---------- Data for processing ----------
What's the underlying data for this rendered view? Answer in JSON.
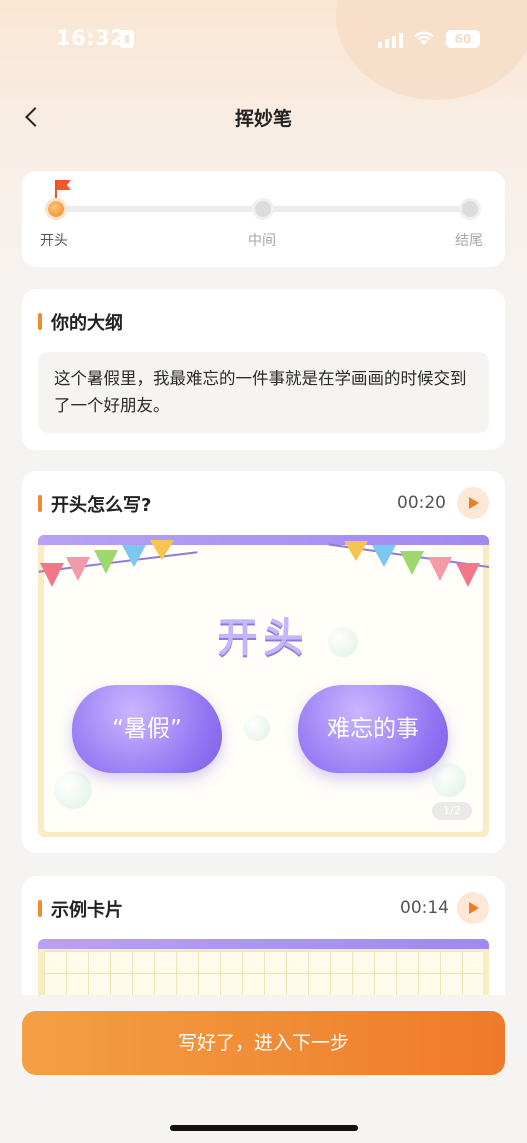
{
  "status_bar": {
    "time": "16:32",
    "battery": "60"
  },
  "nav": {
    "title": "挥妙笔"
  },
  "progress": {
    "steps": [
      "开头",
      "中间",
      "结尾"
    ],
    "current_index": 0
  },
  "outline": {
    "title": "你的大纲",
    "text": "这个暑假里，我最难忘的一件事就是在学画画的时候交到了一个好朋友。"
  },
  "how_to": {
    "title": "开头怎么写?",
    "duration": "00:20",
    "slide": {
      "heading": "开头",
      "bubble_left": "“暑假”",
      "bubble_right": "难忘的事",
      "pager": "1/2"
    }
  },
  "example": {
    "title": "示例卡片",
    "duration": "00:14"
  },
  "cta": {
    "label": "写好了，进入下一步"
  },
  "colors": {
    "accent": "#f08a2e",
    "cta_start": "#f3a044",
    "cta_end": "#ef7a2a",
    "cloud": "#9074f2"
  }
}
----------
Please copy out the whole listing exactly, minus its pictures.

# Exercise answer:
What's the underlying data for this rendered view? Answer in JSON.
{
  "status_bar": {
    "time": "16:32",
    "battery": "60"
  },
  "nav": {
    "title": "挥妙笔"
  },
  "progress": {
    "steps": [
      "开头",
      "中间",
      "结尾"
    ],
    "current_index": 0
  },
  "outline": {
    "title": "你的大纲",
    "text": "这个暑假里，我最难忘的一件事就是在学画画的时候交到了一个好朋友。"
  },
  "how_to": {
    "title": "开头怎么写?",
    "duration": "00:20",
    "slide": {
      "heading": "开头",
      "bubble_left": "“暑假”",
      "bubble_right": "难忘的事",
      "pager": "1/2"
    }
  },
  "example": {
    "title": "示例卡片",
    "duration": "00:14"
  },
  "cta": {
    "label": "写好了，进入下一步"
  },
  "colors": {
    "accent": "#f08a2e",
    "cta_start": "#f3a044",
    "cta_end": "#ef7a2a",
    "cloud": "#9074f2"
  }
}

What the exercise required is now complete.